In a way, this reminds me of my last post, and how people have forgotten that just because you like different things, or believe different things, or have different opinions on what constitutes good science-fiction and fantasy doesn't mean you need to be at each other's throats. There's room enough for everybody; from the people who want Captain Raygun Rescues The Buxom Blonde From The Drooling Space Mutants to people who want… well… dinosaur revenge fantasies, I guess. The Hugo Awards should be a big tent. The voting rules say it's a big tent: cough up your $40 and take a ride. You might not like slates, but they beat logrolling, and they beat vote totals that look anemic compared to an elementary school's class president election. If people want an award that only the Select Elite can vote on, they have that: it's called the Nebula (or about a dozen other smaller awards in various niches).

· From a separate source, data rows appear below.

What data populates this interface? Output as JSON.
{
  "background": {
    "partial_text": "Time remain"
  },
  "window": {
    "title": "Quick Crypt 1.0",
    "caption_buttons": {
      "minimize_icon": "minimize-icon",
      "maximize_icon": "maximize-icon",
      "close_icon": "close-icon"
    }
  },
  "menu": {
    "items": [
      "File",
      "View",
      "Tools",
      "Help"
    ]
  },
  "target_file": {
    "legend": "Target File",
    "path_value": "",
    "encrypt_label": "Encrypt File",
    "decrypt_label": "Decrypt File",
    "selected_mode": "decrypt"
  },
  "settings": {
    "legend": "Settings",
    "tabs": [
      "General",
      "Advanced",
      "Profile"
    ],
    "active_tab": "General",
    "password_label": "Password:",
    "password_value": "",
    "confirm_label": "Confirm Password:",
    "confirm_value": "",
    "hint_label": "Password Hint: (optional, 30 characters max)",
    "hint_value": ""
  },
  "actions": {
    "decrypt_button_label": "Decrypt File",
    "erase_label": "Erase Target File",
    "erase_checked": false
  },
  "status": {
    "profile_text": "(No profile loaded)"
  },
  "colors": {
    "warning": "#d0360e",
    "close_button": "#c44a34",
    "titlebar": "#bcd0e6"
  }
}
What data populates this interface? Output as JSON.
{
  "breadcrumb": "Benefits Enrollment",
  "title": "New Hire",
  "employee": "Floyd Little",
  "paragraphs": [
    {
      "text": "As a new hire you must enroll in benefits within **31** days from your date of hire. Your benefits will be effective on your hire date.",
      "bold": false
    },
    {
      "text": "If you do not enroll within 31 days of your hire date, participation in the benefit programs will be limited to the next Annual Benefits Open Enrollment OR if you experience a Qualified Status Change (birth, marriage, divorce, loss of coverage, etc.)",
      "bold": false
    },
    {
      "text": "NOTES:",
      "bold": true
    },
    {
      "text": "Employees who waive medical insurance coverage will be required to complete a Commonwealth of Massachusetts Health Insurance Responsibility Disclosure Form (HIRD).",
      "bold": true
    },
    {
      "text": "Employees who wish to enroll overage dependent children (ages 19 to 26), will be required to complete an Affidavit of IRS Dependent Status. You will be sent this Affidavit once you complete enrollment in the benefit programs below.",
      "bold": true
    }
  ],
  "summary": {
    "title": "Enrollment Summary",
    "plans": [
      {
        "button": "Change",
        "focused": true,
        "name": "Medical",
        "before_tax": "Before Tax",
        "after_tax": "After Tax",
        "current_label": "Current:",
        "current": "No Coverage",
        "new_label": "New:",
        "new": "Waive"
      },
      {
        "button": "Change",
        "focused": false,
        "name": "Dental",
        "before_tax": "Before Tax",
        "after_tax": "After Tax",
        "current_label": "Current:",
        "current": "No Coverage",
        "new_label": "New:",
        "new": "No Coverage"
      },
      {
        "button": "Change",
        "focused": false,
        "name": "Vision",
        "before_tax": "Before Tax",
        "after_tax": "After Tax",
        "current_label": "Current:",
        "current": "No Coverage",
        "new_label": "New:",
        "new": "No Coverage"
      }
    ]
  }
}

Personally, I'm kind of sad to see it take this turn. It would be nice if the pulp-lovers and the literary-lovers could manage to share the same genre without worrying about getting cooties from one another, but it seems that's too much to hope for. It would be nice if people could combat Puppy-Related Sadness and have fun with the Hugo Awards without be labeled as misogynists or racists, and without having to worry if they're going to turn the awards into a barren wasteland.
And while we're at it, I'd like a pony, too.